____ Available data

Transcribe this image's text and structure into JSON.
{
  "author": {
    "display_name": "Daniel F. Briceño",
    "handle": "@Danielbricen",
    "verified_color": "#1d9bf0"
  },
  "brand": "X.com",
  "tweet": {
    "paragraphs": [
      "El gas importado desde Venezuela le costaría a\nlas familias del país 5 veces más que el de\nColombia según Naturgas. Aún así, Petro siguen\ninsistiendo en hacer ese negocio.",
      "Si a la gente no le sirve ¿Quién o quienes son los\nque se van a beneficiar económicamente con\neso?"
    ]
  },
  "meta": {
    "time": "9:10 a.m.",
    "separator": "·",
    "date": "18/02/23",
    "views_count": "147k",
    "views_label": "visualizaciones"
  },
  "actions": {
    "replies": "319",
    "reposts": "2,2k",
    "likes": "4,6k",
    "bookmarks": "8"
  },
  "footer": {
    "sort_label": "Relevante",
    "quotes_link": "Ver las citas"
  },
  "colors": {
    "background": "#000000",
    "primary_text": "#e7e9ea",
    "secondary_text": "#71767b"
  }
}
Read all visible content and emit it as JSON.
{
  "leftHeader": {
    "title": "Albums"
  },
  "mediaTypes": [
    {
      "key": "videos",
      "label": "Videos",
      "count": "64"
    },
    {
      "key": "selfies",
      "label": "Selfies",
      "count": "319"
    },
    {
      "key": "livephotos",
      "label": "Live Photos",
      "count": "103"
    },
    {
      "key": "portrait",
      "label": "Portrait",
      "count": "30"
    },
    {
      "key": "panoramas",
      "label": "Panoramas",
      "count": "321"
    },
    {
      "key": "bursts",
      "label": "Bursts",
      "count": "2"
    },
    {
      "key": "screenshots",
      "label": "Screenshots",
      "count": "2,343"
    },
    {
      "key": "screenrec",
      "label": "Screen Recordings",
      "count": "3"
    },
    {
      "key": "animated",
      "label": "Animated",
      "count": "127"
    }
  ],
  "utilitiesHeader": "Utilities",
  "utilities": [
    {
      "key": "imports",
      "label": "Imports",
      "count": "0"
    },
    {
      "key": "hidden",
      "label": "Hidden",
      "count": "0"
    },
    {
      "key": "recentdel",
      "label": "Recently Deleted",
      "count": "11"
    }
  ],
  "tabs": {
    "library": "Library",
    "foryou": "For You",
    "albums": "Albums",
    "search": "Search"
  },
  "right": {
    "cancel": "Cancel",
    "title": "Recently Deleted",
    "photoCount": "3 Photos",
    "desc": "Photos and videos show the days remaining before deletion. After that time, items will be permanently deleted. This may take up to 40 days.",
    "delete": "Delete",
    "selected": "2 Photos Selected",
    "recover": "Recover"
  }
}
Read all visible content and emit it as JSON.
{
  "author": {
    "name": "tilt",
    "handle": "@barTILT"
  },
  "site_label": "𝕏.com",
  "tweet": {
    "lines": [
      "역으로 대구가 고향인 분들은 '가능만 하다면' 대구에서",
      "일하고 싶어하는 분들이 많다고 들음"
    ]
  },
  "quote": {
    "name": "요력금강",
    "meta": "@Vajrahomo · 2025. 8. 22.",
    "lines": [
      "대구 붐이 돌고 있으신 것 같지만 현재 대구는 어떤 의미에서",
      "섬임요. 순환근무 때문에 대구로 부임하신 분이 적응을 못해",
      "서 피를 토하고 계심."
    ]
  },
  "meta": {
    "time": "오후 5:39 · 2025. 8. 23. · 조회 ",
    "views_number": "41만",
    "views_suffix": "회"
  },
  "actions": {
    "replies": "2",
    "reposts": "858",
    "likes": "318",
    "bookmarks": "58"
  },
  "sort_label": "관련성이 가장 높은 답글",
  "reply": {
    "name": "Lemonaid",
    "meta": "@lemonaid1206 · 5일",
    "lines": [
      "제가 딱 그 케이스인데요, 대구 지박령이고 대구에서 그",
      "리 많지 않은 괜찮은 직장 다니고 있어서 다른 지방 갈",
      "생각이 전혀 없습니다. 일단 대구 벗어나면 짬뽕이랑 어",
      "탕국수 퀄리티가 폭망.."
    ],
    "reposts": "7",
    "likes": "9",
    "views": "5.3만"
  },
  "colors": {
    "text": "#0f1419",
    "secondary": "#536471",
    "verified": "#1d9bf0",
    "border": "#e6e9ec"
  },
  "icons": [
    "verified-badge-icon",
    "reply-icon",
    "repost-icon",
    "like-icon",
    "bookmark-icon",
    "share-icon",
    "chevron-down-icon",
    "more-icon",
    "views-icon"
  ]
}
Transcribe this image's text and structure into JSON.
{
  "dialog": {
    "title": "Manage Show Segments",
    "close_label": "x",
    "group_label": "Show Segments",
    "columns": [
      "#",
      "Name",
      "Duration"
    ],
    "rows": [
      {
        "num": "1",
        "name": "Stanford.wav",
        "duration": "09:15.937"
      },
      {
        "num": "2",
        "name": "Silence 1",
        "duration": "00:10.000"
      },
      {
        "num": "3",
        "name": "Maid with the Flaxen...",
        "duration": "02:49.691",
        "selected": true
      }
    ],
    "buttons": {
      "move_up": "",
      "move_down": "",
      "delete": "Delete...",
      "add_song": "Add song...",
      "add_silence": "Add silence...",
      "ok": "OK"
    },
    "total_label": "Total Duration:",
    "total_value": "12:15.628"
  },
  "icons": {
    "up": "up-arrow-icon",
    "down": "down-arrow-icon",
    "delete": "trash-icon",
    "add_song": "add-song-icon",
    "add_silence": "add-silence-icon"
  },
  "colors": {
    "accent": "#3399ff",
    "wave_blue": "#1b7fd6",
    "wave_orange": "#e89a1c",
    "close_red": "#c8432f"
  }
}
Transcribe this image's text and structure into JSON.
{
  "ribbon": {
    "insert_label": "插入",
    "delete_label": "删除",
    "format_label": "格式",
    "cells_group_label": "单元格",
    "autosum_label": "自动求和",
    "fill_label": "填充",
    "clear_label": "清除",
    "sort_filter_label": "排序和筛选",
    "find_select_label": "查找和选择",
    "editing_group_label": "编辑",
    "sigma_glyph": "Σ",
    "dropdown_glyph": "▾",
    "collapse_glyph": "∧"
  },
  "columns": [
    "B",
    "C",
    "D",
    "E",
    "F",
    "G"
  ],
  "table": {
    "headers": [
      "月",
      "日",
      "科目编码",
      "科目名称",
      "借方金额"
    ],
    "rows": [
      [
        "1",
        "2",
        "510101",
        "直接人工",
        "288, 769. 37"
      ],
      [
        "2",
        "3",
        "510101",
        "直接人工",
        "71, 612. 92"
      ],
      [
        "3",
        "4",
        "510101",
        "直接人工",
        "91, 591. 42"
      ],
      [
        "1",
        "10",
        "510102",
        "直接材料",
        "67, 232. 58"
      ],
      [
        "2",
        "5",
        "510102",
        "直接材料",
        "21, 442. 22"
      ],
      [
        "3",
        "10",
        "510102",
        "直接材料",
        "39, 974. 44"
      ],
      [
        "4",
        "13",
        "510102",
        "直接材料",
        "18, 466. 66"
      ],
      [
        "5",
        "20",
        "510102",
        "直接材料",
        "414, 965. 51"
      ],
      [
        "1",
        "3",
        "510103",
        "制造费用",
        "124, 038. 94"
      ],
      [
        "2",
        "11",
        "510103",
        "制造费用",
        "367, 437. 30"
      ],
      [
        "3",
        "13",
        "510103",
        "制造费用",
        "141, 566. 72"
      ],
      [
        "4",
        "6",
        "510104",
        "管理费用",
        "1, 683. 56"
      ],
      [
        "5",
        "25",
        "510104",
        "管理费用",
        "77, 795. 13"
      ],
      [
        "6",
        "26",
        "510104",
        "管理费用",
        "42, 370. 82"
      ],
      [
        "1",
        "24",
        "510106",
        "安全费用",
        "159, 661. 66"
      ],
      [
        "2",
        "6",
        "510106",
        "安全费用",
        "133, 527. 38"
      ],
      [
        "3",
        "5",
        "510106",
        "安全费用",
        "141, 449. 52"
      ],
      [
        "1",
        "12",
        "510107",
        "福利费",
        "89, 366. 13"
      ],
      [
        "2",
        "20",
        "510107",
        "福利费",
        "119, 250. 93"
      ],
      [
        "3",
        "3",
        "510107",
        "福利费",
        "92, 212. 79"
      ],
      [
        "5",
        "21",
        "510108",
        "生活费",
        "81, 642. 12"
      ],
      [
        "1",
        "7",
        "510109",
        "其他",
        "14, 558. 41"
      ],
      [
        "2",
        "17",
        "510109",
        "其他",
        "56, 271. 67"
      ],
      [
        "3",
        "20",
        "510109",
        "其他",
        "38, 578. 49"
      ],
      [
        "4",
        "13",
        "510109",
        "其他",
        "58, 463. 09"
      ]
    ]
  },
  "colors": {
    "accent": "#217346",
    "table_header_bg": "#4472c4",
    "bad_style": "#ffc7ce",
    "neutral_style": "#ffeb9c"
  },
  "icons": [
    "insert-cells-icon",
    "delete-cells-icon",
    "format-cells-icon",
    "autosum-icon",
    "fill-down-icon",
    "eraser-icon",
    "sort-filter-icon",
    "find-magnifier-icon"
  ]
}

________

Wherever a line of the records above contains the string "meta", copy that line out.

  "meta": {
    "meta": "@Vajrahomo · 2025. 8. 22.",
  "meta": {
    "meta": "@lemonaid1206 · 5일",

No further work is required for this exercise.